◆ PROBLEM DESCRIPTION: Return every line below in which "Assistant" appears.

(Stored records)
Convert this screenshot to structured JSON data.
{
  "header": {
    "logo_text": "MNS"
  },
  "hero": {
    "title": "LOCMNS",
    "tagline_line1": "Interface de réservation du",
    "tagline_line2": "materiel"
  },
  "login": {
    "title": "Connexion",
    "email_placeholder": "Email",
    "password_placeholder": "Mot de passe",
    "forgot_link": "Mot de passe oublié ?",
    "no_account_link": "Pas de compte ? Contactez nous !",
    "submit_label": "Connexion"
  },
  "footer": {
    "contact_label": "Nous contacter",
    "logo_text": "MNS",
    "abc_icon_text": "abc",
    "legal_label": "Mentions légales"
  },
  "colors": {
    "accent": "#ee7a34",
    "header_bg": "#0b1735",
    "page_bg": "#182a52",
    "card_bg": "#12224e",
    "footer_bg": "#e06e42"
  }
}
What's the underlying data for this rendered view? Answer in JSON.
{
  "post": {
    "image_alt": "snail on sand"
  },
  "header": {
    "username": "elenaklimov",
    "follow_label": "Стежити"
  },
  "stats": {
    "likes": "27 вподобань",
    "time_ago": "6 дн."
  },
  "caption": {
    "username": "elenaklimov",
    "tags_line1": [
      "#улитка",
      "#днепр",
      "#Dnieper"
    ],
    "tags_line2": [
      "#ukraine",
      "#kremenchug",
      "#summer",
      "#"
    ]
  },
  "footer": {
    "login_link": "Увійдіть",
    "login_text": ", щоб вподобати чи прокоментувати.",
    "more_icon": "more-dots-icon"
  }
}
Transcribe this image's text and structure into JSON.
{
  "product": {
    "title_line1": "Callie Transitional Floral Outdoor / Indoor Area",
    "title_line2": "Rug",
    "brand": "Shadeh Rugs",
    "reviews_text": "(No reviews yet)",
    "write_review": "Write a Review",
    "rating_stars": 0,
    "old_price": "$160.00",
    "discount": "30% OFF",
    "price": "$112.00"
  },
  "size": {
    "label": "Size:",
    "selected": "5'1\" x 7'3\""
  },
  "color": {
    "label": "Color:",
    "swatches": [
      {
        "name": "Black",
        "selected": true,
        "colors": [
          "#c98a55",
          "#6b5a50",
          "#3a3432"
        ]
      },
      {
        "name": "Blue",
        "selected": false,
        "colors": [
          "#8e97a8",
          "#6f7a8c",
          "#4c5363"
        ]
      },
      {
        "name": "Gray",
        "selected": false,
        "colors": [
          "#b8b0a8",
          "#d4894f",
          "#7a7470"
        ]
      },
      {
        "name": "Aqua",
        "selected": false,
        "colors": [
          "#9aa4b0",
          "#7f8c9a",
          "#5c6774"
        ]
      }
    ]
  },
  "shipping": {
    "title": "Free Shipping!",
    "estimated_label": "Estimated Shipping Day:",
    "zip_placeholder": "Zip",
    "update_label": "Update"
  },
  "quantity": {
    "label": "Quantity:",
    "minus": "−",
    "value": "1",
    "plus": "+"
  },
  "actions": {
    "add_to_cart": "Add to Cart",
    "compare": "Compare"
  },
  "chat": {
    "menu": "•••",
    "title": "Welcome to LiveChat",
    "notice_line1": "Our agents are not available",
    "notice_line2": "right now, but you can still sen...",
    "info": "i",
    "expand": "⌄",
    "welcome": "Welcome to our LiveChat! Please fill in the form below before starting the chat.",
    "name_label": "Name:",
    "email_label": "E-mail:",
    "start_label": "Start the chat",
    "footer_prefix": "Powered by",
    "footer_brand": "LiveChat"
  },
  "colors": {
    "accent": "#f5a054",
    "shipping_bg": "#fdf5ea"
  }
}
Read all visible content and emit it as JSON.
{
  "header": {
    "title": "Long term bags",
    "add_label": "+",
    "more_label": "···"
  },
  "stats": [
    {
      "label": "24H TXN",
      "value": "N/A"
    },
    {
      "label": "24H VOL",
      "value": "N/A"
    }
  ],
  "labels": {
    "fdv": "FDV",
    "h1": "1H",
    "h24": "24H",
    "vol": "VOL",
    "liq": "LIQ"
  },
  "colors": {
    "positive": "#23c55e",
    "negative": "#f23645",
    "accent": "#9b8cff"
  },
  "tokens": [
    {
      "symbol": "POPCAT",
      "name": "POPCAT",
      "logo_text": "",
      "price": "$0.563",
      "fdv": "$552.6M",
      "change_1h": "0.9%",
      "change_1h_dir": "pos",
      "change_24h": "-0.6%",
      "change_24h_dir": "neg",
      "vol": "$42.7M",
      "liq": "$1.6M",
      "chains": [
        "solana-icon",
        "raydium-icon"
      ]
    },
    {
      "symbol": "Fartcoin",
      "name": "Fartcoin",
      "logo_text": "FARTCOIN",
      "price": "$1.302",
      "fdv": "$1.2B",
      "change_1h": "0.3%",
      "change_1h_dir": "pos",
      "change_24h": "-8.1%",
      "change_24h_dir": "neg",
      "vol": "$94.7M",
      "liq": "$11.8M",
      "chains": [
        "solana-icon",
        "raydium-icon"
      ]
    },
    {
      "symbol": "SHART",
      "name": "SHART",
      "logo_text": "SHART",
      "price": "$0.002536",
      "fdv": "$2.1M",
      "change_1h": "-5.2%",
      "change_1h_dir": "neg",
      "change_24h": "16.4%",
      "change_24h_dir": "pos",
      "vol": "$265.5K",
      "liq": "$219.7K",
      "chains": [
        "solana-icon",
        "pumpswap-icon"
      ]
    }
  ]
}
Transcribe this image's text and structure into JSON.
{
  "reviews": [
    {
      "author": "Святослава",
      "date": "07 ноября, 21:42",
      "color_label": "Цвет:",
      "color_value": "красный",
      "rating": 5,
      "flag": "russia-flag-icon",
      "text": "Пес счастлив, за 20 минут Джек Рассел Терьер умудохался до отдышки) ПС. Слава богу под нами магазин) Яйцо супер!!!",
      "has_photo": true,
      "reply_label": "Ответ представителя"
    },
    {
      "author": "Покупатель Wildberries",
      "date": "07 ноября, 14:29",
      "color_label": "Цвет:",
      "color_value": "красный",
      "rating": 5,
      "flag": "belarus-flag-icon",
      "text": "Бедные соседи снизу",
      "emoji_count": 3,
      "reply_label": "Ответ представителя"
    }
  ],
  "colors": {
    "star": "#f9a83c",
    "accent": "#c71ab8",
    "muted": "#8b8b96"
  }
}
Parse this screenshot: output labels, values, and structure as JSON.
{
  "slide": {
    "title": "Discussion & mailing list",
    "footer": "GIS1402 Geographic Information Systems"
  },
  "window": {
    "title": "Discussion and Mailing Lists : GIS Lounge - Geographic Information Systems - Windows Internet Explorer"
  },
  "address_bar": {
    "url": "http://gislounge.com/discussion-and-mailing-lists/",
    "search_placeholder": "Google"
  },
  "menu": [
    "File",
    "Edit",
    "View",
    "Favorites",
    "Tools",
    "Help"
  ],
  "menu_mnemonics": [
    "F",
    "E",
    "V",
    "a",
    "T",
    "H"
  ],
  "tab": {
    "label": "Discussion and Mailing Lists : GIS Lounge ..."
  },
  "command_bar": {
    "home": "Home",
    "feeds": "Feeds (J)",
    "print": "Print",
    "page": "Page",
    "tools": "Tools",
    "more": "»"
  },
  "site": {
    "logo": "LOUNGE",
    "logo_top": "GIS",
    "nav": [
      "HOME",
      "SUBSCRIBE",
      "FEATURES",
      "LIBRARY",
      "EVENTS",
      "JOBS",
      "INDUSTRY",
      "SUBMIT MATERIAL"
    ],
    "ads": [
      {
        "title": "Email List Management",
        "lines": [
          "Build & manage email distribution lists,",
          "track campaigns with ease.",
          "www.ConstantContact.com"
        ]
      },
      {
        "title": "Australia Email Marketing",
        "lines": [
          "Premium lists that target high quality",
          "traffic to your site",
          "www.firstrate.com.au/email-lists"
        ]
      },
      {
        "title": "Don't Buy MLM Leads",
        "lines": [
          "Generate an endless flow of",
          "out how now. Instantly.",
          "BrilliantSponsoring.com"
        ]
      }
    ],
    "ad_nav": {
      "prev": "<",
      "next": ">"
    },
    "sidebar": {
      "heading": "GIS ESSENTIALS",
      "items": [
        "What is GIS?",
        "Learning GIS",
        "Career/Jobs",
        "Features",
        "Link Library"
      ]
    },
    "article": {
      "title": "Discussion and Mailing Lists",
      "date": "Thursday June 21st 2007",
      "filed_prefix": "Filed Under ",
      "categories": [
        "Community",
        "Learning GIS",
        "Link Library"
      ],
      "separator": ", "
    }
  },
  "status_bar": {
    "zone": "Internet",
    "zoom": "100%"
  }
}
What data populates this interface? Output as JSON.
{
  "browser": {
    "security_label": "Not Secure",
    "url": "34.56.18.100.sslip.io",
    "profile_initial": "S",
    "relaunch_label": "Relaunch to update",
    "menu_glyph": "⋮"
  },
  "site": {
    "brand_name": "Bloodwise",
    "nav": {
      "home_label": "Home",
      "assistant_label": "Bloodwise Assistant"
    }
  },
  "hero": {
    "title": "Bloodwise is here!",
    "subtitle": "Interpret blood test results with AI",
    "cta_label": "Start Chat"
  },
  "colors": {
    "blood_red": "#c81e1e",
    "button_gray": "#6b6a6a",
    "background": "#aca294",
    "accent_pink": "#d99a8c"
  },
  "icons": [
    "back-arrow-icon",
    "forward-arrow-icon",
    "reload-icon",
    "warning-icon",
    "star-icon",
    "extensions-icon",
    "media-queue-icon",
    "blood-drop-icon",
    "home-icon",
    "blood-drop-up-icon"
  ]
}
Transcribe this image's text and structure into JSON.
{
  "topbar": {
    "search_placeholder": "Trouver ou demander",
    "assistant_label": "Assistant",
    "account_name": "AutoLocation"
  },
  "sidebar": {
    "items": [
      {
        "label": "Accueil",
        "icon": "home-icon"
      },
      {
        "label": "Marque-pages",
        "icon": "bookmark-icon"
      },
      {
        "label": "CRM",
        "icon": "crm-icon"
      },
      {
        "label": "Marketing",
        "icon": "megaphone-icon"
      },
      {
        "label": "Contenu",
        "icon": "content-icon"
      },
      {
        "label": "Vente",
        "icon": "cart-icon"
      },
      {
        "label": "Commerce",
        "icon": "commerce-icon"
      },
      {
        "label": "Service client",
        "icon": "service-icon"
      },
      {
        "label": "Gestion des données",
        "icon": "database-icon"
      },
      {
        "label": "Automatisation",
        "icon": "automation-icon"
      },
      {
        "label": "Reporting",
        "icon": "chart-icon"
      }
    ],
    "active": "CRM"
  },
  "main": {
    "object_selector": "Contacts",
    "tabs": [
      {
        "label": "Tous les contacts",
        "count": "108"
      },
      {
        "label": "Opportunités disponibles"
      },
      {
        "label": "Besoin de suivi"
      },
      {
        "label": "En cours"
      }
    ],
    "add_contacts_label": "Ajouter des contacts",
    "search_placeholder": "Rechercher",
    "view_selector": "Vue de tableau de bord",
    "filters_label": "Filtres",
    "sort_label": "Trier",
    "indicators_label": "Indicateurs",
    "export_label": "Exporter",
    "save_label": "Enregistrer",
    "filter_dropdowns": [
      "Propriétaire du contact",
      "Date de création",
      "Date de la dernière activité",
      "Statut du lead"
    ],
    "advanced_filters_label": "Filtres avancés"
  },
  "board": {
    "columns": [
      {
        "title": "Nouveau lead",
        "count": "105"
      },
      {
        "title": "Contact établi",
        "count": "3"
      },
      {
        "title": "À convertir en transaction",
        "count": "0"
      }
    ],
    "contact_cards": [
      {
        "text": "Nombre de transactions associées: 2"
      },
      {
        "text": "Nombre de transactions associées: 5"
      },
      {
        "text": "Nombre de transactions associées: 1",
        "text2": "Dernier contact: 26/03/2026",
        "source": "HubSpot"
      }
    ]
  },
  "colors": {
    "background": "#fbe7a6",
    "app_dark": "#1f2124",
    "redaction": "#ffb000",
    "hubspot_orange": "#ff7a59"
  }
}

◆ RESPONSE BELOW:
      "assistant_label": "Bloodwise Assistant"
    "assistant_label": "Assistant",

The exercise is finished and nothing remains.